Following the Bayou
Louisiana – Monday, January 7
Before leaving Lafayette, I had one more donation to do. There was a Center for Veterans that is a homeless shelter and it provides about 20 beds for veterans, in addition to the St. Joseph shelter for men which provides more beds. It’s all part of the Lafayette Catholic Service Centers. When I talked with the manager yesterday, he had indicated they didn’t need food, but clothes were always welcome. $56 won’t go real far with clothes, but I was able to get 30 pairs of socks, a dozen tshirts and a pair of sweat pants. The homeless shelter wasn’t in the greatest part of town, and some of the guys were just sort of hanging around out front – I believe they have to sign up for a bed in the morning. But they were all very polite, and offered to help me carry stuff inside, and the manager was right there, and even the guys inside said thanks. I couldn’t get a picture of the place – I’m careful to not take pictures of anyone actually using the facilities of a food bank or shelter – trying to respect their dignity!
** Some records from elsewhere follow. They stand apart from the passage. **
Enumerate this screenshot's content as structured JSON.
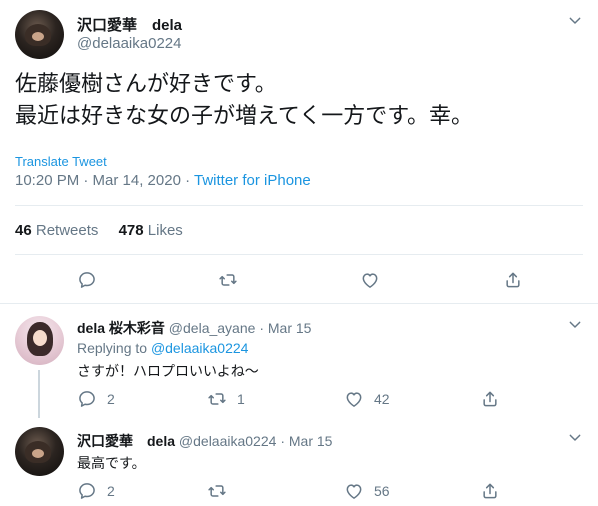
{
  "tweet": {
    "display_name": "沢口愛華　dela",
    "handle": "@delaaika0224",
    "text_line1": "佐藤優樹さんが好きです。",
    "text_line2": "最近は好きな女の子が増えてく一方です。幸。",
    "translate_label": "Translate Tweet",
    "timestamp": "10:20 PM · Mar 14, 2020",
    "separator": " · ",
    "source": "Twitter for iPhone",
    "retweets_count": "46",
    "retweets_label": "Retweets",
    "likes_count": "478",
    "likes_label": "Likes"
  },
  "replies": [
    {
      "display_name": "dela 桜木彩音",
      "handle": "@dela_ayane",
      "dot": "·",
      "date": "Mar 15",
      "replying_prefix": "Replying to",
      "replying_handle": "@delaaika0224",
      "text": "さすが！ハロプロいいよね〜",
      "reply_count": "2",
      "retweet_count": "1",
      "like_count": "42"
    },
    {
      "display_name": "沢口愛華　dela",
      "handle": "@delaaika0224",
      "dot": "·",
      "date": "Mar 15",
      "text": "最高です。",
      "reply_count": "2",
      "retweet_count": "",
      "like_count": "56"
    }
  ],
  "colors": {
    "link": "#1b95e0",
    "muted": "#657786",
    "divider": "#e6ecf0"
  },
  "icons": [
    "chevron-down-icon",
    "reply-icon",
    "retweet-icon",
    "like-icon",
    "share-icon"
  ]
}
Then I headed south through the little towns that dot the countryside along the big Bayou Teche – many of which have a French past, and street signs are often in French. The bayou water is brown and doesn’t look very appealing, but it’s a lifeline to the people who use the bayou to access shrimp and crawfish grounds. I stopped in St. Martinville and walked around the pretty little town. There’s lots of huge oaks with moss and ferns hanging from huge branches. They look like good climbing trees! There was a statue of Henry Wadsworth Longfellow by the bayou – he wrote the Hiawatha poem which I’m familiar with, and also an Evangeline poem which is a big part of the lore in this area, which I wasn’t familiar with. Longfellow Evangeline State Historic Site looked like a really interesting place to visit, but they were closed on Mondays so I lost out on that opportunity. Next I headed for New Iberia, which is the only Spanish-influenced town in a predominantly French-influenced area. Tula and I walked all through town, and down by the bayou again and crossed the drawbridge. Tula doesn’t like the grates on the drawbridge (or anywhere else) so we won’t be walking across any more of those together! Luckily it wasn’t a big bridge! There’s just lots of them to allow the shrimp boats to get out. I’m guessing there must be some sort of schedule with the drawbridges that the fishermen know since they have to go under multiple bridges. I also walked quite a ways through one of the neighborhoods with some of the old historic homes. There was a stone shrine – The Grotto of our Lady of Lourdes modeled after the one in France, and people leave various offerings there.
Then I drove through Jeanerette and Franklin and stopped once again in Morgan City. I stopped in their visitor center and finally figured out what Louisiana’s parishes were. There are always signs about entering and leaving different parishes, and people seem to take pride in the parish they live in, but I didn’t know if parishes were a religious thing, or towns, or cities, or what. It turns out that Louisiana is the only state that doesn’t have counties, and their “counties” are called parishes. Mystery solved. We walked down by the waterfront and through the historic part of Morgan City and around the parks, and finished off the walking for the day by the time it got dark. Morgan City used to call itself the shrimp capital of the world, but then they also got caught up in the petroleum industry when oil was discovered, so to honor both industries, they have a big Shrimp and Petroleum Festival every Labor Day Weekend – seems like a funny combination.
I had a little bit of trouble finding a pet-friendly motel ($75 pet fees?!?) but after calling around a bit I found a good place right in Morgan City, which was good because I didn’t want to miss bayou scenery driving in the dark. It’s been quite cool – and frequently rainy at night, so I haven’t been able to camp lately. And tonight was another very rainy night, with rain in the forecast for tomorrow too.